Retail giant Walmart will acquire Latin American food delivery service Cornershop for US $225 million, the company said this week, in a move aimed at increasing its online grocery business in Mexico and Chile.
Shares of the company’s Mexican subsidiary known as Walmex spiked more than 3% on the news to close at their highest level since late July.
The acquisition of Cornershop, whose mobile application allows shoppers to select grocery items from several participating supermarkets, is part of Walmart’s broader global strategy to invest in online delivery services as it aims to compete with Amazon, the world’s largest online retailer.
Analysts say the purchase will help the United States-based retailer to quicken deliveries in Mexico from its Walmart, Superama and Sam’s Club stores.
“We believe the transaction is positive and will result in greater efficiencies and higher growth in online sales,” financial analysis company Signum Research said in a report.
According to market research firm Euromonitor International, just 3% of all retail sales in Mexico are online but traditional retailers are investing in logistics and technology to meet the growing demand for e-commerce.
Amazon México last month expanded its inventory to include food and beverages, including snacks, sweets, coffees and teas and wine and liquor, increasing the options for online shopping in Mexico.
Walmart said that it anticipates closing the Cornershop deal by the end of this year, adding that the application will continue to be an “open platform” that allows supermarkets owned by other companies to partner with it.
Mexican grocery chains Chedraui and La Comer as well as U.S.-based retailer Costco all offer deliveries via the app but declined to comment on Walmart’s acquisition.

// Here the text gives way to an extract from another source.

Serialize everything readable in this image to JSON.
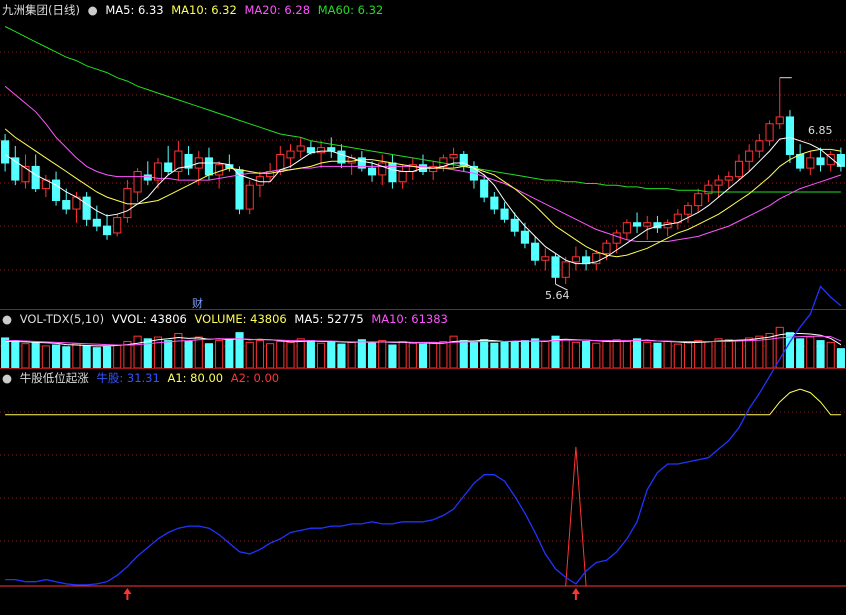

Walmart International CEO Judith McKenna said the Cornershop deal would provide a learning experience for the company’s other markets.
Source: Reuters (en)